▸ **WORK REQUEST**: Search the entries below for the string "book" and give the number of lines that hold it, nothing else.
***** DATA SUPPLIED
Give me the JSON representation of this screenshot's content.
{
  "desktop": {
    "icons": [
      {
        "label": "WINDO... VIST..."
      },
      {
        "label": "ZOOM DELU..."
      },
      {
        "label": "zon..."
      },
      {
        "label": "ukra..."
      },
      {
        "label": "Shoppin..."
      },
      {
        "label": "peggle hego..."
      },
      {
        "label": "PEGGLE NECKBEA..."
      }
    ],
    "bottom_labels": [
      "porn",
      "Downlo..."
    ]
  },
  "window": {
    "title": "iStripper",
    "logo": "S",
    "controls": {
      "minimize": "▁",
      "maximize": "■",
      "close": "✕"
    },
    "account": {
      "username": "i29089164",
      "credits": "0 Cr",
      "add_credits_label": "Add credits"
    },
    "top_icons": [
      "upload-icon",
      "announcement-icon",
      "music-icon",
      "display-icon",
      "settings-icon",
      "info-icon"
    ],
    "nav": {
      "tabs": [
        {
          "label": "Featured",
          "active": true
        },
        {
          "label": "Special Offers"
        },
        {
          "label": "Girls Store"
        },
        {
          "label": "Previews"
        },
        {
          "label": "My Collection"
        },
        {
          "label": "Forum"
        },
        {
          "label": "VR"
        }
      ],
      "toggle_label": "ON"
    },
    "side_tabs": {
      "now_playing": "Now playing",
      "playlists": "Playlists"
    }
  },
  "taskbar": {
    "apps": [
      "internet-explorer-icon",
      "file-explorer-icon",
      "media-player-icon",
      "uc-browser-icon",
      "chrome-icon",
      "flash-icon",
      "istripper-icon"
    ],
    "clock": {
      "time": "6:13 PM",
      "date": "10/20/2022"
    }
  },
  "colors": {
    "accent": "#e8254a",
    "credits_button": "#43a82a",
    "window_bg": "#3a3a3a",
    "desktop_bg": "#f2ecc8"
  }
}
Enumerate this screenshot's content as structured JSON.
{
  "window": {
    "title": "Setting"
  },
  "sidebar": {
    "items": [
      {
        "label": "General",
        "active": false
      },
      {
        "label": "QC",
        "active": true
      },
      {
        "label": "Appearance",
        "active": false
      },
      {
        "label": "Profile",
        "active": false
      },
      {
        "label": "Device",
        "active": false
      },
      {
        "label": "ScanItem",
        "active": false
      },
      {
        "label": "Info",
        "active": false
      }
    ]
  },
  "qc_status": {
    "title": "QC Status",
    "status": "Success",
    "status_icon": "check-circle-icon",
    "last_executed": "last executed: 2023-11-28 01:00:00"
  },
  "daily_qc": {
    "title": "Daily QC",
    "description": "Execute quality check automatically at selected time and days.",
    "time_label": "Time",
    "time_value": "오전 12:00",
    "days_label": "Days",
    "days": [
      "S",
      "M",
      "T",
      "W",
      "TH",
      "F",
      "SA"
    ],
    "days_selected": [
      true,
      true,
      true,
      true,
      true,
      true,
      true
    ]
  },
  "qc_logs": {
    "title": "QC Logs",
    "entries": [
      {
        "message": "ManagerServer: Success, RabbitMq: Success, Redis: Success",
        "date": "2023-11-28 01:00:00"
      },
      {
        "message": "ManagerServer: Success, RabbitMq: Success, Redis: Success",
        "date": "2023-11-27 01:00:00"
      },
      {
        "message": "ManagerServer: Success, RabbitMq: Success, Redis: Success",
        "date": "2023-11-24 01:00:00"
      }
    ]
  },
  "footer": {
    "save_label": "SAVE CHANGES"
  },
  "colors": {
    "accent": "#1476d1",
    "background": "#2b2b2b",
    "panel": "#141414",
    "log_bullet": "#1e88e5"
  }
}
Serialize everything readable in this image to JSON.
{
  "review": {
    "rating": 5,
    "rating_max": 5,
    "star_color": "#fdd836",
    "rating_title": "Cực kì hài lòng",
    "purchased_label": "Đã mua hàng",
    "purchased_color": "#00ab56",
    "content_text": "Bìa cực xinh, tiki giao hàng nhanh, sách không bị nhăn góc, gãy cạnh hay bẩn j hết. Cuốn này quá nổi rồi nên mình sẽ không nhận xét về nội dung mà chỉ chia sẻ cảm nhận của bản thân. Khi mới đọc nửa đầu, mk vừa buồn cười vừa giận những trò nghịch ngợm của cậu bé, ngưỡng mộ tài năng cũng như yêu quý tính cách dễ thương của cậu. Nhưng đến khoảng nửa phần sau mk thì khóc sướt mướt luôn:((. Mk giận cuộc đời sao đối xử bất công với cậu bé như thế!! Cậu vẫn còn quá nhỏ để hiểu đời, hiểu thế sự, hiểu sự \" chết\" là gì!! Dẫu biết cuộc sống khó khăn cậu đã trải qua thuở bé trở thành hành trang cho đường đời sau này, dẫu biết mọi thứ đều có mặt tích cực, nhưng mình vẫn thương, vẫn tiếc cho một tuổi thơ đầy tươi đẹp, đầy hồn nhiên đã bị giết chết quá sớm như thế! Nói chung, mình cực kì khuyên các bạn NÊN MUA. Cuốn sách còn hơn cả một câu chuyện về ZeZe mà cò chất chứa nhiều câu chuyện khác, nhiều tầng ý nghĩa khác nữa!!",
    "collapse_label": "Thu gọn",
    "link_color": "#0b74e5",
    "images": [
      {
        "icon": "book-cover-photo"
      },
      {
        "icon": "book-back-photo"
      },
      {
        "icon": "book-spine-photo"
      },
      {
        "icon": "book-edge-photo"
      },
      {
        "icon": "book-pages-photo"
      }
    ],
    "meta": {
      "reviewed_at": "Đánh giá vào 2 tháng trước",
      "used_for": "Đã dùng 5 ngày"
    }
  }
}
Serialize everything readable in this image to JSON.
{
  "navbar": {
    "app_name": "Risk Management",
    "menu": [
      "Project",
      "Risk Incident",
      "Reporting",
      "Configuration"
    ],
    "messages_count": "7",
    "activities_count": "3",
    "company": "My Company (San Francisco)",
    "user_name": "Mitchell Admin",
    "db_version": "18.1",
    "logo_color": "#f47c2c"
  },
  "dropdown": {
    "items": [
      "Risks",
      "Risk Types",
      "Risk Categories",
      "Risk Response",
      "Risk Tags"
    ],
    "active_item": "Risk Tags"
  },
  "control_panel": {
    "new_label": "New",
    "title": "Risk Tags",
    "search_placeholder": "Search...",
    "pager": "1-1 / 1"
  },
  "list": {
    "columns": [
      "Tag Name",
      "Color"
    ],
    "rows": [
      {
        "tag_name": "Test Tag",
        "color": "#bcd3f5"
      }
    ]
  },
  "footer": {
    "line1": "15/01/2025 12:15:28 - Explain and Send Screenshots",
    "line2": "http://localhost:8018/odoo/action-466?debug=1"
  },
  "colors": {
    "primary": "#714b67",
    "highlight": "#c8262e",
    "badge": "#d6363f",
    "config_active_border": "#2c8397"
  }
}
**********
▸ **EXERCISE ANSWER**: 5